The trade war is having no effect on China´s economy.
As reported by Forbes:
‘The Trump vs Xi Jinping trade war has not harmed China’s trade economy, based on recent trade data for August and the first week of September. Total trade activity climbed 12.9% on an annual basis in August in yuan terms, up from 12.5% in July. That marked the 22nd month of growth, Panjiva research analysts said this week.
‘This is not because of a weaker yuan.
‘In dollar terms, total trade grew 14.3% including an export expansion of 9.8% which beat market expectations of 7.8%, according to S&P Global Market Intelligence.’
So far, the US has applied tariffs on US$50 billion of Chinese imports.
China´s response has been to do the same.
The latest lot of tariffs from China, amounting to US$16 billion, is mostly rubbish. What I mean is China has imposed tariffs on waste material like plastic, paper, metals and aluminium.
You see, the US exports quite a lot of its garbage…and until this year China was one of the big importers. According to the Institute of Scrap Recycling Industries (ISRI), in 2016 the US exported US$5.6 billion in scrap to China.
Scrap may not be getting as much press as whisky and Harleys in this trade war…but it should.
The Recycling Industry is Already in Trouble
Just to give you an idea, US scrap exports to China dwarf some of the trade war’s ‘big ticket’ items. Take soybeans: in 2016 the US exported US$1 billion in soybeans to China. Or pork…US pork exports to China in 2016 were worth US$713 million.
The new tariffs will make it more expensive for China to import waste material from the US to recycle.
Yet this comes at a time when the recycling industry is already in trouble.

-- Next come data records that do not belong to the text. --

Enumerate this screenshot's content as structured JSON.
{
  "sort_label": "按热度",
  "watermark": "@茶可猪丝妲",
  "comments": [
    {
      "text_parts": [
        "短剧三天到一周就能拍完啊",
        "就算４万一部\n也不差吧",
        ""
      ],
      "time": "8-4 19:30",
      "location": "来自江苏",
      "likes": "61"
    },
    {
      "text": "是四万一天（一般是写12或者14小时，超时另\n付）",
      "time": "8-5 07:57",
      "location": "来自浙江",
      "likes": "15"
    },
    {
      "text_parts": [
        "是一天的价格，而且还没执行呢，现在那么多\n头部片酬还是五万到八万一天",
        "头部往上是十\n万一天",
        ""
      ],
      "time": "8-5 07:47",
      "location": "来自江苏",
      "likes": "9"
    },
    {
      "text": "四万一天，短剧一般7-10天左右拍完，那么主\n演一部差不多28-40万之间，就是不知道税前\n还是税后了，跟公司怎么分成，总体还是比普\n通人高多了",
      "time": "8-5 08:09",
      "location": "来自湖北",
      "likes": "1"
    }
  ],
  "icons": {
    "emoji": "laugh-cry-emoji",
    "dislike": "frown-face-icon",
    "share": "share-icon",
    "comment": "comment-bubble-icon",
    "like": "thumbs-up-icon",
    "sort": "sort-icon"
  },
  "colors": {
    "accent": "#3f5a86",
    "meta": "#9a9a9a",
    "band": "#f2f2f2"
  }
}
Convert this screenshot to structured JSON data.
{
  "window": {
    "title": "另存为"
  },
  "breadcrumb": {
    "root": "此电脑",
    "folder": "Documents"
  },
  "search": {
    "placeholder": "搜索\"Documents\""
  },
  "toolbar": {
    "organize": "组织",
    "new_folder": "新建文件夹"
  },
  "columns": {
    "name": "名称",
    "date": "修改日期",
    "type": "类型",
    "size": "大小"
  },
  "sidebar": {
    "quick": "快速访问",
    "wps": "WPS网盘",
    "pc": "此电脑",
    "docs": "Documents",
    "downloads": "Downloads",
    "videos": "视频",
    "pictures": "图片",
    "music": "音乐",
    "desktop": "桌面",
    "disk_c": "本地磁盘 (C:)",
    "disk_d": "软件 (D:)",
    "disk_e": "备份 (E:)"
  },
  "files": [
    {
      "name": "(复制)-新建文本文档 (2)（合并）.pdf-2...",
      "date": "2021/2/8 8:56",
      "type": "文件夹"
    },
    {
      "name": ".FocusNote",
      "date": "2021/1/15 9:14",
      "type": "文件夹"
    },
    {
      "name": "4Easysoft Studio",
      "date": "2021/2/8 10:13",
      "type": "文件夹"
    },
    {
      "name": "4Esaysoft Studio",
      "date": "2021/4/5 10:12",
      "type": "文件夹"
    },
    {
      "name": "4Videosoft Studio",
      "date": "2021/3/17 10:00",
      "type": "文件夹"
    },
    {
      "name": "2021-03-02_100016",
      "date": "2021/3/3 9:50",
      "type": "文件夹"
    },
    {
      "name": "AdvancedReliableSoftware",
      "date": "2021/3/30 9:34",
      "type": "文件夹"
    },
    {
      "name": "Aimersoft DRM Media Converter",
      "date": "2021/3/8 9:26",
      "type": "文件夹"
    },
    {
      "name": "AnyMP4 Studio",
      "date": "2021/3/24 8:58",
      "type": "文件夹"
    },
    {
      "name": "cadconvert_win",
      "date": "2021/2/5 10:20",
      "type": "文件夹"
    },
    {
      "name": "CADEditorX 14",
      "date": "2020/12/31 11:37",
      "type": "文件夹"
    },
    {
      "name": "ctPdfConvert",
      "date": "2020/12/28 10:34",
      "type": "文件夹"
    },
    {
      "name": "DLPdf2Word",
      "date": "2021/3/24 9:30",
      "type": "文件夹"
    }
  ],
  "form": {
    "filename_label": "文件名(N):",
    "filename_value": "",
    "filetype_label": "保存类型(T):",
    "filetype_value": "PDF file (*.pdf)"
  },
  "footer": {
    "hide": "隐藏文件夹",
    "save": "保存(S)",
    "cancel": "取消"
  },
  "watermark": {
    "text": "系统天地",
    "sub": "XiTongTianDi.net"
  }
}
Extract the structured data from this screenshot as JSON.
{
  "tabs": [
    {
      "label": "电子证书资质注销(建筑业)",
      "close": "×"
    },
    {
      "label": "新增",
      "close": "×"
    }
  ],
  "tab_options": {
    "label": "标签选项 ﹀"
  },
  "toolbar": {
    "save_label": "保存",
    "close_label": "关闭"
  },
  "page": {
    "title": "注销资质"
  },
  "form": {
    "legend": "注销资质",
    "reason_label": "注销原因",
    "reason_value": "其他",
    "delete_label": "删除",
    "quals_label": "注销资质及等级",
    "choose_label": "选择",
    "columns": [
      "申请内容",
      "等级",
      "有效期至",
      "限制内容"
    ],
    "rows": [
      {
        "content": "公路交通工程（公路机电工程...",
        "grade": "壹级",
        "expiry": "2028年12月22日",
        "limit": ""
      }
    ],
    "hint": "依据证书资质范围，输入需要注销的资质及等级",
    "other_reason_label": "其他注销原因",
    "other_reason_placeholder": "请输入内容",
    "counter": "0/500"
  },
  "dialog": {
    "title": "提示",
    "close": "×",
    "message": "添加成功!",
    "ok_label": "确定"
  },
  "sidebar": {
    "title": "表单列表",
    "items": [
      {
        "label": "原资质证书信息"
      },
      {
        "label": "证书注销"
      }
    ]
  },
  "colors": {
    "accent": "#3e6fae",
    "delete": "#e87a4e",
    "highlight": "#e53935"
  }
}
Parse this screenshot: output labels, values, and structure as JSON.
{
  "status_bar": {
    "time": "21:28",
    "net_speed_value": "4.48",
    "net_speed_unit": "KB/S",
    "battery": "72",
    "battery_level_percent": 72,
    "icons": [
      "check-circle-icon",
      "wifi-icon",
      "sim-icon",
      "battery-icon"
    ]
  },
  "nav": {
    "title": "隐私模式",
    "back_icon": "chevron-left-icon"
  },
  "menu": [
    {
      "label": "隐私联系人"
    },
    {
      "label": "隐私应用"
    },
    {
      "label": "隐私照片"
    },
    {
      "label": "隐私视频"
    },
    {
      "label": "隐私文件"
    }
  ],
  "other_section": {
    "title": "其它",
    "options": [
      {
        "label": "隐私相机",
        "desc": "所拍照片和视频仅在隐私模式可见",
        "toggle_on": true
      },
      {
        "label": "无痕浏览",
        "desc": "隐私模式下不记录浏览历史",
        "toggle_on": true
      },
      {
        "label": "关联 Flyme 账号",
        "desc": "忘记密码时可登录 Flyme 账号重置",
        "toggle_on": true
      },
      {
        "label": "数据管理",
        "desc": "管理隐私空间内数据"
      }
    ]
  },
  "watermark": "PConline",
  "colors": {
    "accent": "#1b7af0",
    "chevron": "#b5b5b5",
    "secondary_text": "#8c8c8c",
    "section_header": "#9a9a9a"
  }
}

You see, most of the large recycling companies don’t recycle locally. Instead, they are more like sorting facilities. They collect your waste, sort it at local centres and then sell it off to China. Once it gets to China, there is not much data on what happens to it.
Yep, Americans may be sorting their garbage every week but that doesn´t mean it is getting recycled.
The old set up worked relatively well for both the US and China. China brought in boats full of stuff to sell and then boats left full of scrap to China to produce new things.
Yet now China doesn´t want any more foreign garbage.
China started placing restrictions on scrap imports this year in a push to improve the environment. The ban affected paper and plastics in particular.
The country is planning to ban all solid waste imports by 2020.
As ISRI reported:
‘As part of China’s environmental protection drive, the government implemented on January 1, 2018, a ban on scrap plastics from household collections and unsorted, mixed paper from all sources, affecting more than $500 million of exports to China. Then, on April 19, 2018, China announced the intent to ban all plastics, small electric motors and insulated wire by the end of 2018 and stainless steel and other metallic scrap by the end of 2019. This will affect an additional $446 million of U.S. scrap exports.’
Yet the US recycling industry is getting hit with a double whammy: the ban and the recent tariffs.
Since the ban, US recyclers have been looking to find other markets, places like Vietnam, India and Malaysia. Yet these countries could struggle to absorb the amount of scrap China used to take in. And, it could make recycling more expensive, as there aren’t as many ships going to those countries as there are going to China.
In fact, Vietnam and Malaysia are both already restricting waste imports.
China Urged to Lift Ban
Back in March, the US urged China to lift the ban…but China has stayed put.
With no buyers, US recyclers are now either accumulating trash or sending it to landfill.
As News 18 reported:
‘The Waste Management facility in Elkridge manages to sell its plastic bottles to a buyer in South Carolina and ships its cardboard abroad.
‘But its haul of mixed paper and mixed plastics is effectively worthless, and the plant pays subcontractors to haul it away.
‘Other US recycling plants have broken a major taboo and no longer bother sorting plastic and paper, and instead simply send it straight to landfills.
‘“Nobody wants to say it out loud, because nobody likes the fact that they’re having to do it,” said Bill Caesar, the head of waste company WCA in Houston.
‘Waste Management and Republic Services, another industry heavyweight, have admitted doing it under limited circumstances, while some small towns, particularly in Florida, have simply stopped collecting recyclable waste.’
The global economy is producing more waste.
Long gone are the days where domestic appliances and electronic devices last decades. Today you are lucky if you can get a few years before they break or become obsolete.
The same goes for plastic. As you can see in the graph below, we are producing a lot more plastic than 70 years ago, and much of that is plastic we use once and throw away.
After years of sending scrap abroad, the US has two alternatives, it can either look at other buyers to take their trash…or start a recycling program themselves.
Meanwhile, some Chinese companies are seizing the opportunity and betting on the latter.
Since the Chinese ban on foreign trash some Chinese recyclers have been scooping up paper mills and plastic recycling locations in the US.
Editor, Markets & Money